By Denis Langlois
Transitions Signature GEN 8 lenses are set to launch this fall in Canada.
The next generation of Transitions Signature lenses are the result of more than five years of product research and development involving more than 100 people and will deliver the next frontier of performance.
The new lenses were developed using breakthrough technology that combines a disruptive nanocomposite matrix and a new generation of ultra-agile photochromic dyes. This matrix creates free zones for improved dye mobility. Not only can the dyes move more freely, but it is also more stable and consistent in its performance.
Transitions Signature GEN 8 lenses are faster in activation and fadeback and are even darker than previous generations. The lenses also block 100 per cent of ultraviolet light and help protect the eyes from harmful blue light indoors and out.
Recently, Optical Prism magazine spoke with Elise Bioche, vice-president of global marketing for Transitions Optical, and Luc Nouvelot, global research & development director at Transitions Optical, about the science and R&D behind the new lenses.
OP: First off, what sets these new lenses apart from other generations of Transitions lenses?
Elise Bioche: For the photochromic wearers, the people that are already wearing Transitions lenses, one of the improvements they can expect is on the fadeback speed. Today, the fadeback is about four minutes, so the time it takes to come back inside and remove my coat.
What’s mindblowing about this new generation is that usually when you improve on one dimension, you lose on the other. But here, actually, you improve on the fadeback quite dramatically, without losing on anything and in fact improving on darkness and improving on the activation speed.
That’s where we really pushed the limits of the technology to a totally new level where you continue to satisfy the current photochromic wearers – the people who are used to experiencing these benefits with even more performance – but it also allows us to start to talk to a new generation of wearers who maybe never experienced the photochromic lenses.
It’s really the best performance on the market.
OP: How do these lenses protect the eyes from blue light?
Luc Nouvelot: The thing that’s unique about Transitions lenses is this concept of dynamic harmful blue light protection.

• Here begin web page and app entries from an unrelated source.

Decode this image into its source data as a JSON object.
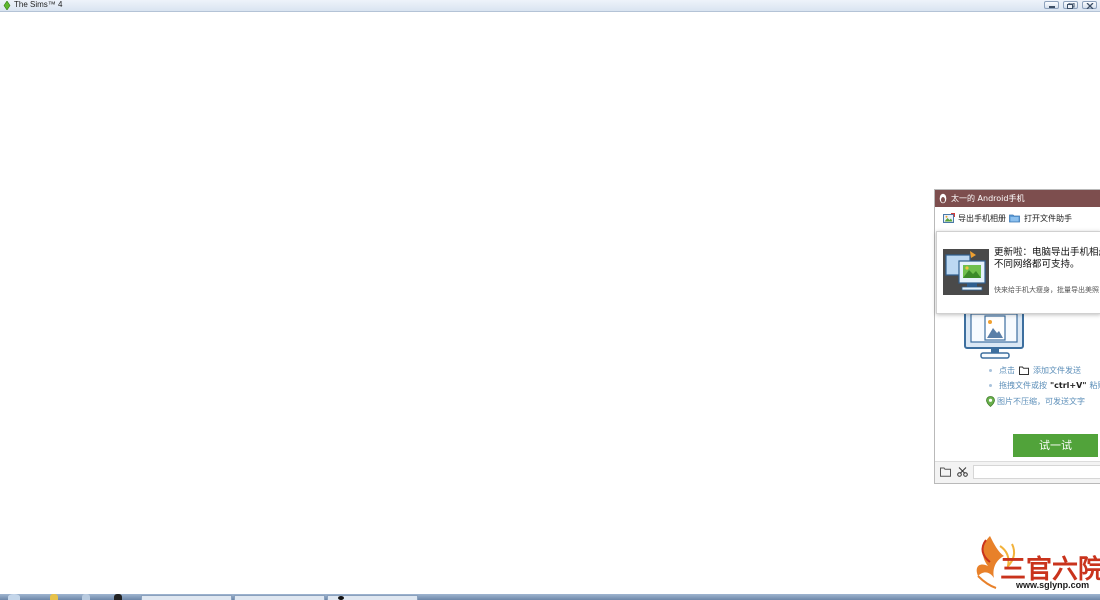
{
  "window": {
    "title": "The Sims™ 4",
    "buttons": [
      "minimize",
      "restore",
      "close"
    ]
  },
  "qq_panel": {
    "title": "太一的 Android手机",
    "header_color": "#7d4e4e",
    "toolbar": {
      "export_album_label": "导出手机相册",
      "open_file_helper_label": "打开文件助手"
    },
    "update_popup": {
      "headline_line1": "更新啦：电脑导出手机相册",
      "headline_line2": "不同网络都可支持。",
      "subtext": "快来给手机大瘦身，批量导出美照"
    },
    "hints": {
      "click_prefix": "点击",
      "add_file_send": "添加文件发送",
      "drag_prefix": "拖拽文件或按",
      "ctrl_v": "\"ctrl+V\"",
      "paste_suffix": "粘贴",
      "no_compress": "图片不压缩，可发送文字"
    },
    "try_button_label": "试一试",
    "try_button_color": "#51a33a",
    "bottom_icons": [
      "folder-icon",
      "scissors-icon"
    ]
  },
  "watermark": {
    "text": "三官六院",
    "url": "www.sglynp.com"
  },
  "taskbar": {
    "items": [
      "start-orb",
      "pinned-app-1",
      "pinned-app-2",
      "pinned-app-3",
      "task-window-1",
      "task-window-2",
      "task-window-3"
    ]
  }
}
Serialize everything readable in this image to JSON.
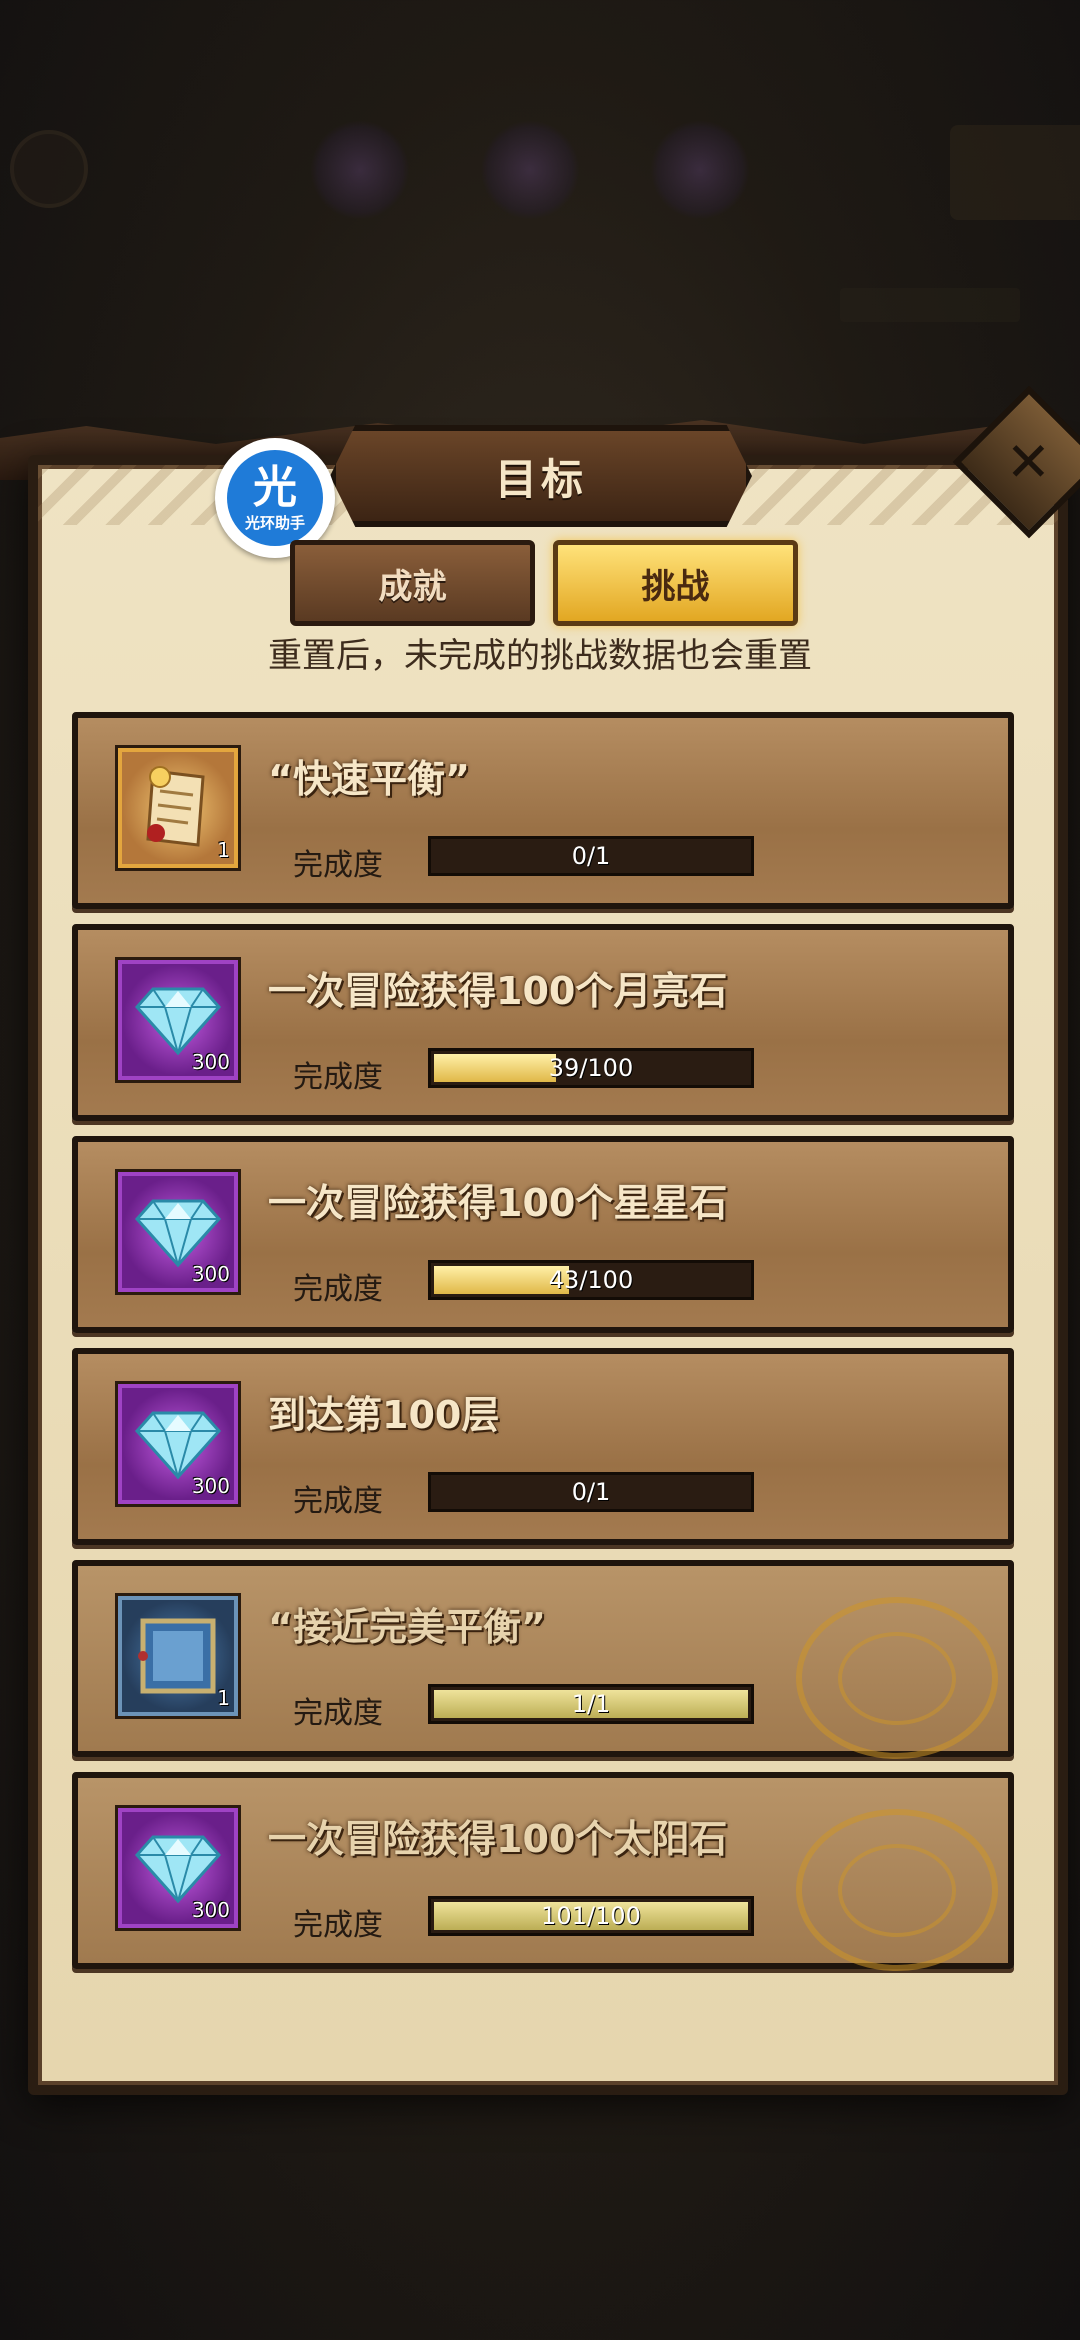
{
  "panel": {
    "title": "目标",
    "close_symbol": "✕",
    "watermark": {
      "line1": "光",
      "line2": "光环助手"
    },
    "tabs": [
      {
        "label": "成就",
        "active": false
      },
      {
        "label": "挑战",
        "active": true
      }
    ],
    "subtitle": "重置后，未完成的挑战数据也会重置",
    "progress_label": "完成度"
  },
  "cards": [
    {
      "title": "“快速平衡”",
      "icon": "scroll-icon",
      "quantity": "1",
      "progress_text": "0/1",
      "progress": 0.0,
      "completed": false
    },
    {
      "title": "一次冒险获得100个月亮石",
      "icon": "diamond-icon",
      "quantity": "300",
      "progress_text": "39/100",
      "progress": 0.39,
      "completed": false
    },
    {
      "title": "一次冒险获得100个星星石",
      "icon": "diamond-icon",
      "quantity": "300",
      "progress_text": "43/100",
      "progress": 0.43,
      "completed": false
    },
    {
      "title": "到达第100层",
      "icon": "diamond-icon",
      "quantity": "300",
      "progress_text": "0/1",
      "progress": 0.0,
      "completed": false
    },
    {
      "title": "“接近完美平衡”",
      "icon": "frame-icon",
      "quantity": "1",
      "progress_text": "1/1",
      "progress": 1.0,
      "completed": true
    },
    {
      "title": "一次冒险获得100个太阳石",
      "icon": "diamond-icon",
      "quantity": "300",
      "progress_text": "101/100",
      "progress": 1.0,
      "completed": true
    }
  ],
  "colors": {
    "accent_gold": "#e2a722",
    "panel_bg": "#efe3c3",
    "card_bg": "#a37a4f"
  }
}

So, of course, the lenses cut UV in any condition, that’s pretty much a standard, but there is a lot of discussion around harmful blue light protection and some clear lenses protect against blue light. But blue light is in the visible range, so you cannot on a clear lens cut blue light to a significant extent.
But what happens with Transitions lenses is that when you go outside, and you get 100 to 500 times more harmful blue light exposure, then the lens is acting as a harmful blue light detector. Because UV and blue light is what activates the lens, so when it’s there in large proportions, the lens is reacting and making a shield to protect you and you go up to 85 per cent harmful blue light protection, which is something you will only get with a sunglass or photochromic lens.
EB: That’s super important because what consumers want today is full protection; they want always-on protection. They don’t want to have the hassle of changing glasses or maybe they have good UV protection with clear lenses, but not harmful blue light. So today, you put your Transitions Signature GEN 8 glasses on, you’re ensured you have always-on protection against UV and harmful blue light, indoors and outdoors. It’s seamless and you’re well protected.
OP: Please tell us about the team that helped to develop these new lenses.
LN: We have a team in Thailand, we have a bigger team in Ireland and small teams in Tampa and Dallas. The real research part is in Pittsburgh with PPG who are the guys who are playing with the molecules.
So there’s five locations, we have 13 different nationalities in the R&D organization worldwide and even in Ireland only, we have more than 10, so it’s a real mix.
Diversity is definitely one of our strengths.